0

Full Content is available to subscribers

Subscribe/Learn More  >

Effects of High-Low Misalignment on Girth Weld Integrity

[+] Author Affiliations
Yong-Yi Wang, Kunal Kotian

Center for Reliable Energy Systems, Dublin, OH

Steve Rapp

Spectra Energy, Houston, TX

Paper No. IPC2014-33464, pp. V003T07A047; 10 pages
doi:10.1115/IPC2014-33464
From:
  • 2014 10th International Pipeline Conference
  • Volume 3: Materials and Joining; Risk and Reliability
  • Calgary, Alberta, Canada, September 29–October 3, 2014
  • Conference Sponsors: Pipeline Division
  • ISBN: 978-0-7918-4612-4
  • Copyright © 2014 by ASME

abstract

High levels of high-low misalignment in pipeline girth welds have been identified as one of the possible contributing factors to some of the recent pre-service hydrostatic test failures or subsequent service failures. However, pipeline service experience indicates that nominally defect-free girth welds with high levels of misalignment and proper weld profiles can provide satisfactory long-term service. In this paper, recent analytical and experimental work aimed at understanding the impact of high-low misalignment in girth welds is described. In nominally defect-free welds, the performance of the welds is found to be predominantly determined by the misalignment ratio, weld strength mismatch ratio, and the weld profile. Iso-load-capacity relations are developed through finite element analysis (FEA) to capture the interdependence of those key parameters. The analysis procedure is validated by cross-weld tensile testing of girth welds with various levels of misalignment and weld strength mismatch. The effects of the circumferential extent of misalignment, alternatively termed local misalignment, are also analyzed. The effects of misalignment in girth weld with planar flaws are examined in the context of the tensile strain capacity.

The analytical and experimental evidence indicate that the absolute level of misalignment is not a sole indicator of girth weld performance. Weld transition profile, pipe wall thickness, and weld strength mismatch all play an important role. With proper weld profiles, minimal or small reduction of load capacity is observed even at very high levels of misalignment. Work is continuing to further examine the effects of high-low misalignment with a goal of making practical recommendations to be included in codes and standards.

Copyright © 2014 by ASME

Figures

Tables

Interactive Graphics

Video

Country-Specific Mortality and Growth Failure in Infancy and Yound Children and Association With Material Stature

Use interactive graphics and maps to view and sort country-specific infant and early dhildhood mortality and growth failure data and their association with maternal

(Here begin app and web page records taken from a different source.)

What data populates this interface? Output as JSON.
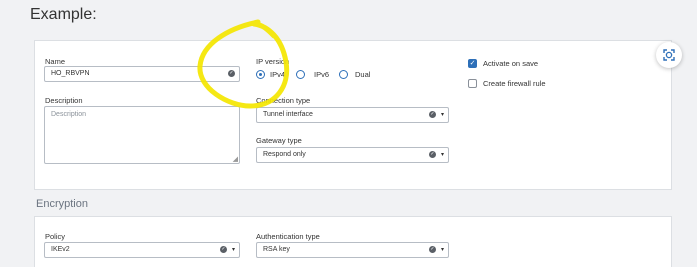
{
  "example_title": "Example:",
  "general": {
    "name": {
      "label": "Name",
      "value": "HO_RBVPN"
    },
    "description": {
      "label": "Description",
      "placeholder": "Description"
    },
    "ip_version": {
      "label": "IP version",
      "options": [
        {
          "label": "IPv4",
          "selected": true
        },
        {
          "label": "IPv6",
          "selected": false
        },
        {
          "label": "Dual",
          "selected": false
        }
      ]
    },
    "connection_type": {
      "label": "Connection type",
      "value": "Tunnel interface"
    },
    "gateway_type": {
      "label": "Gateway type",
      "value": "Respond only"
    },
    "activate_on_save": {
      "label": "Activate on save",
      "checked": true
    },
    "create_firewall_rule": {
      "label": "Create firewall rule",
      "checked": false
    }
  },
  "encryption": {
    "section_title": "Encryption",
    "policy": {
      "label": "Policy",
      "value": "IKEv2"
    },
    "authentication_type": {
      "label": "Authentication type",
      "value": "RSA key"
    }
  },
  "colors": {
    "accent": "#2d6fb8",
    "highlight": "#f4e600"
  },
  "icons": {
    "fab": "screenshot-scan-icon",
    "valid": "check-circle-icon",
    "dropdown": "caret-down-icon"
  }
}
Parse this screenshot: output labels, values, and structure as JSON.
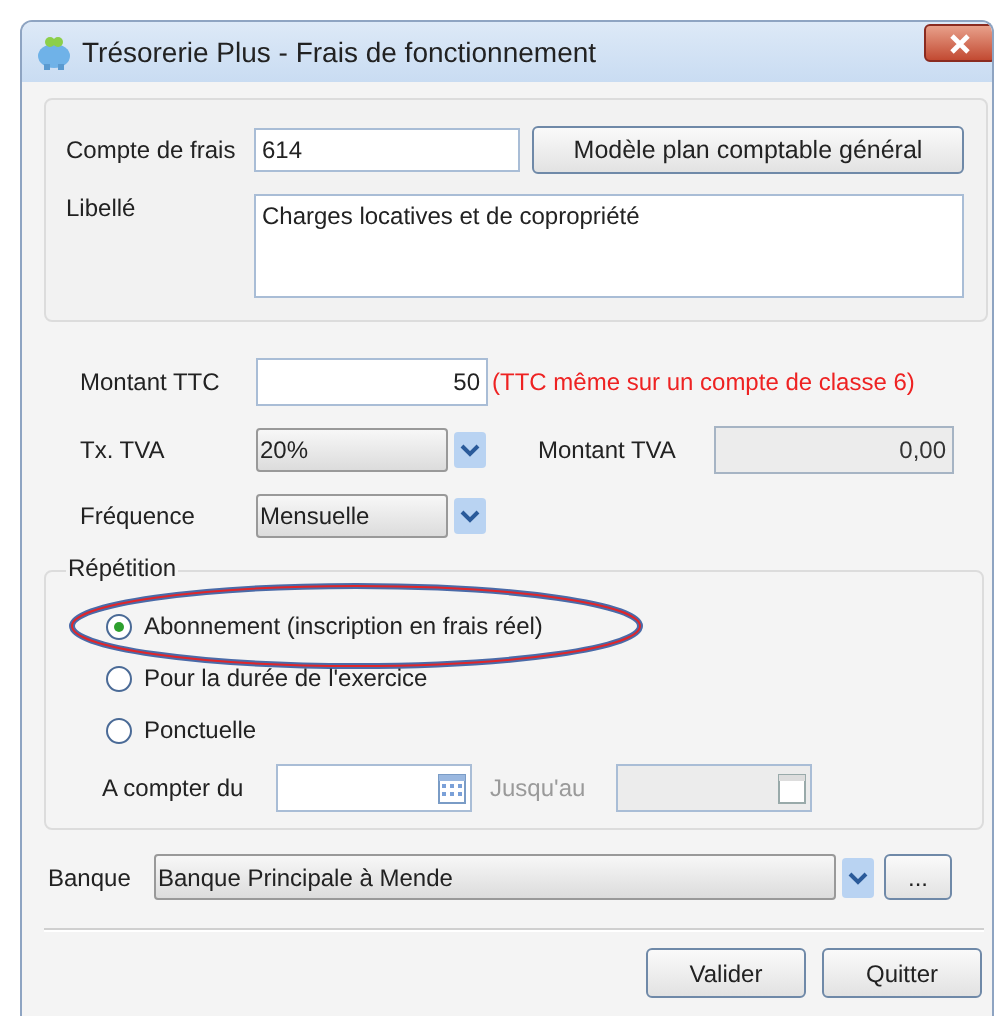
{
  "window": {
    "title": "Trésorerie Plus - Frais de fonctionnement"
  },
  "compte": {
    "label": "Compte de frais",
    "value": "614"
  },
  "model_button": "Modèle plan comptable général",
  "libelle": {
    "label": "Libellé",
    "value": "Charges locatives et de copropriété"
  },
  "montant_ttc": {
    "label": "Montant TTC",
    "value": "50",
    "note": "(TTC même sur un compte de classe 6)"
  },
  "tva": {
    "label": "Tx. TVA",
    "value": "20%"
  },
  "montant_tva": {
    "label": "Montant TVA",
    "value": "0,00",
    "disabled": true
  },
  "frequence": {
    "label": "Fréquence",
    "value": "Mensuelle"
  },
  "repetition": {
    "title": "Répétition",
    "options": [
      {
        "label": "Abonnement (inscription en frais réel)",
        "selected": true,
        "circled": true
      },
      {
        "label": "Pour la durée de l'exercice",
        "selected": false,
        "circled": false
      },
      {
        "label": "Ponctuelle",
        "selected": false,
        "circled": false
      }
    ]
  },
  "date_from": {
    "label": "A compter du",
    "disabled": false
  },
  "date_to": {
    "label": "Jusqu'au",
    "disabled": true
  },
  "banque": {
    "label": "Banque",
    "value": "Banque Principale à Mende",
    "more_button": "..."
  },
  "buttons": [
    "Valider",
    "Quitter"
  ]
}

NOTE:
Citing articles are presented as examples only. In non-demo SCM6 implementation, integration with CrossRef’s "Cited By" API will populate this tab (http://www.crossref.org/citedby.html).

Some tools below are only available to our subscribers or users with an online account.

Related Content

Customize your page view by dragging and repositioning the boxes below.

Related eBook Content
Topic Collections

Sorry! You do not have access to this content. For assistance or to subscribe, please contact us:

  • TELEPHONE: 1-800-843-2763 (Toll-free in the USA)
  • EMAIL: asmedigitalcollection@asme.org
Sign In